### Try it:
Write every line of the material again exactly, with no pictures in the copy.

### Entries supplied:

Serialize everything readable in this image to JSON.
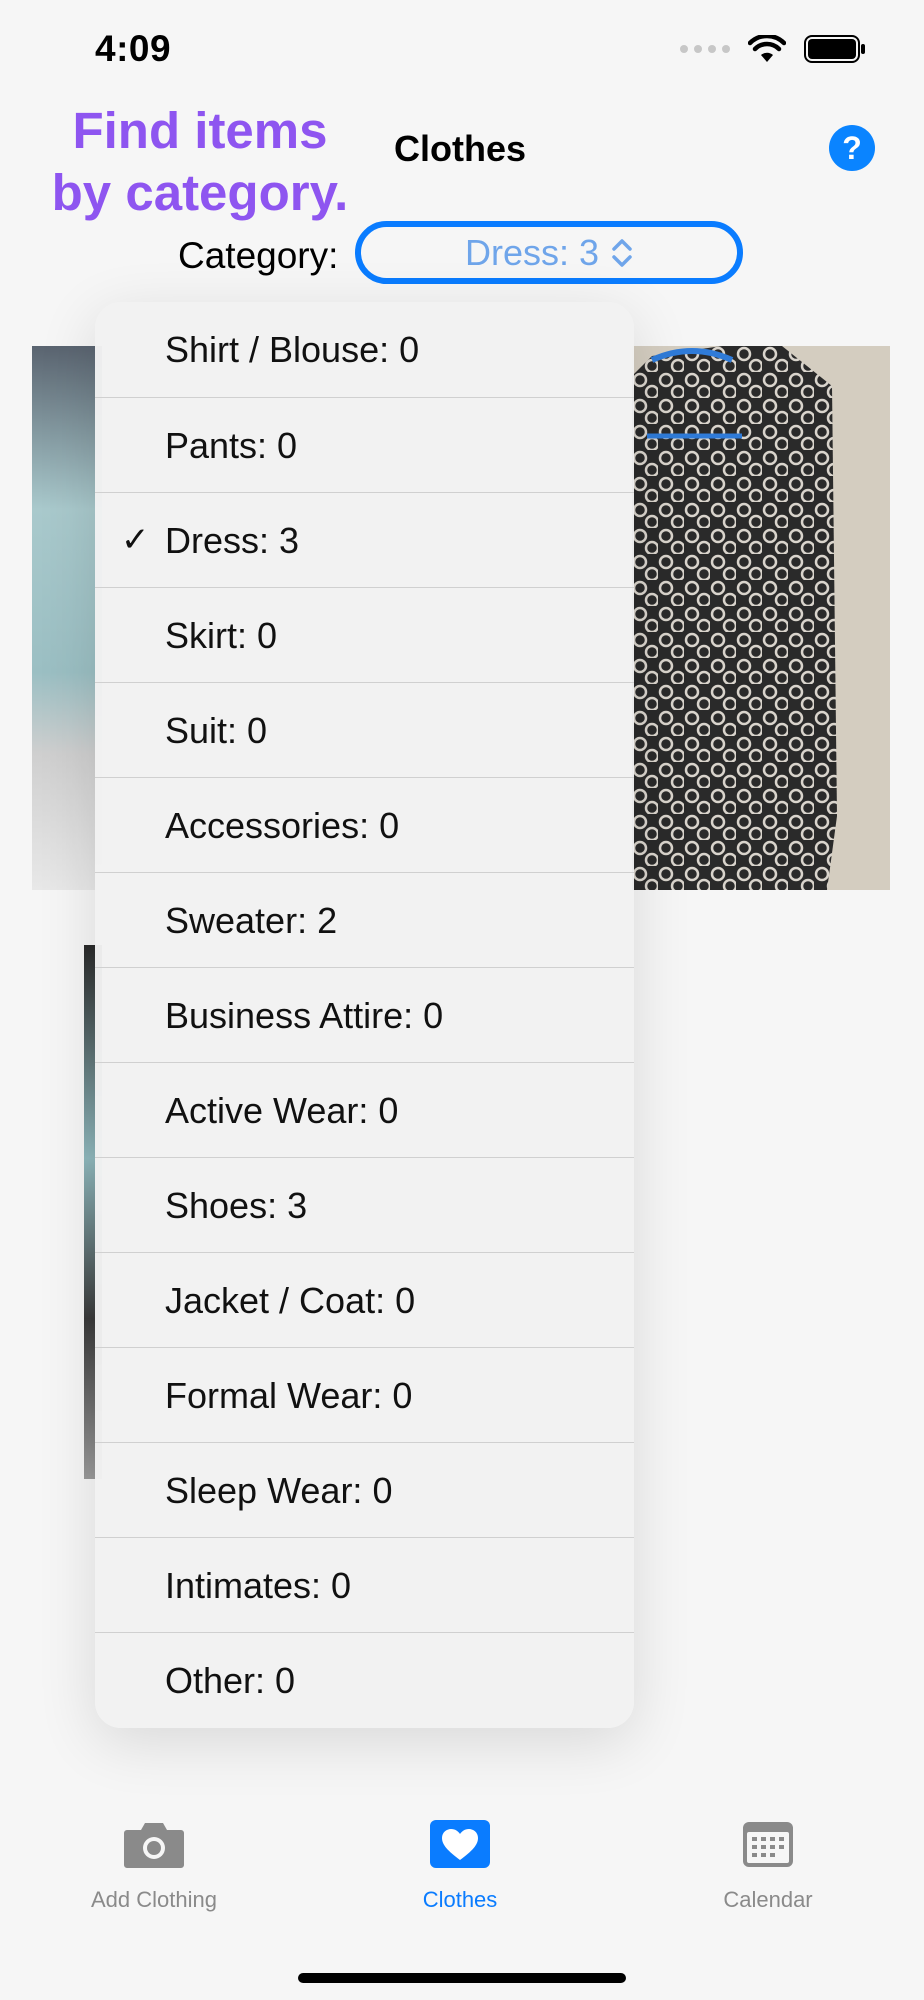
{
  "status_bar": {
    "time": "4:09"
  },
  "header": {
    "hint_line1": "Find items",
    "hint_line2": "by category.",
    "title": "Clothes",
    "help_label": "?"
  },
  "category": {
    "label": "Category:",
    "selected": "Dress: 3"
  },
  "dropdown": {
    "items": [
      {
        "label": "Shirt / Blouse: 0",
        "checked": false
      },
      {
        "label": "Pants: 0",
        "checked": false
      },
      {
        "label": "Dress: 3",
        "checked": true
      },
      {
        "label": "Skirt: 0",
        "checked": false
      },
      {
        "label": "Suit: 0",
        "checked": false
      },
      {
        "label": "Accessories: 0",
        "checked": false
      },
      {
        "label": "Sweater: 2",
        "checked": false
      },
      {
        "label": "Business Attire: 0",
        "checked": false
      },
      {
        "label": "Active Wear: 0",
        "checked": false
      },
      {
        "label": "Shoes: 3",
        "checked": false
      },
      {
        "label": "Jacket / Coat: 0",
        "checked": false
      },
      {
        "label": "Formal Wear: 0",
        "checked": false
      },
      {
        "label": "Sleep Wear: 0",
        "checked": false
      },
      {
        "label": "Intimates: 0",
        "checked": false
      },
      {
        "label": "Other: 0",
        "checked": false
      }
    ],
    "check_glyph": "✓"
  },
  "tab_bar": {
    "tabs": [
      {
        "label": "Add Clothing",
        "icon": "camera-icon",
        "active": false
      },
      {
        "label": "Clothes",
        "icon": "heart-icon",
        "active": true
      },
      {
        "label": "Calendar",
        "icon": "calendar-icon",
        "active": false
      }
    ]
  },
  "colors": {
    "accent": "#0a7cff",
    "hint": "#8e55f0",
    "inactive_tab": "#8a8a8a"
  }
}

### Answer box:
Serialize everything readable in this image to JSON.
{
  "status_bar": {
    "time": "4:09"
  },
  "header": {
    "hint_line1": "Find items",
    "hint_line2": "by category.",
    "title": "Clothes",
    "help_label": "?"
  },
  "category": {
    "label": "Category:",
    "selected": "Dress: 3"
  },
  "dropdown": {
    "items": [
      {
        "label": "Shirt / Blouse: 0",
        "checked": false
      },
      {
        "label": "Pants: 0",
        "checked": false
      },
      {
        "label": "Dress: 3",
        "checked": true
      },
      {
        "label": "Skirt: 0",
        "checked": false
      },
      {
        "label": "Suit: 0",
        "checked": false
      },
      {
        "label": "Accessories: 0",
        "checked": false
      },
      {
        "label": "Sweater: 2",
        "checked": false
      },
      {
        "label": "Business Attire: 0",
        "checked": false
      },
      {
        "label": "Active Wear: 0",
        "checked": false
      },
      {
        "label": "Shoes: 3",
        "checked": false
      },
      {
        "label": "Jacket / Coat: 0",
        "checked": false
      },
      {
        "label": "Formal Wear: 0",
        "checked": false
      },
      {
        "label": "Sleep Wear: 0",
        "checked": false
      },
      {
        "label": "Intimates: 0",
        "checked": false
      },
      {
        "label": "Other: 0",
        "checked": false
      }
    ],
    "check_glyph": "✓"
  },
  "tab_bar": {
    "tabs": [
      {
        "label": "Add Clothing",
        "icon": "camera-icon",
        "active": false
      },
      {
        "label": "Clothes",
        "icon": "heart-icon",
        "active": true
      },
      {
        "label": "Calendar",
        "icon": "calendar-icon",
        "active": false
      }
    ]
  },
  "colors": {
    "accent": "#0a7cff",
    "hint": "#8e55f0",
    "inactive_tab": "#8a8a8a"
  }
}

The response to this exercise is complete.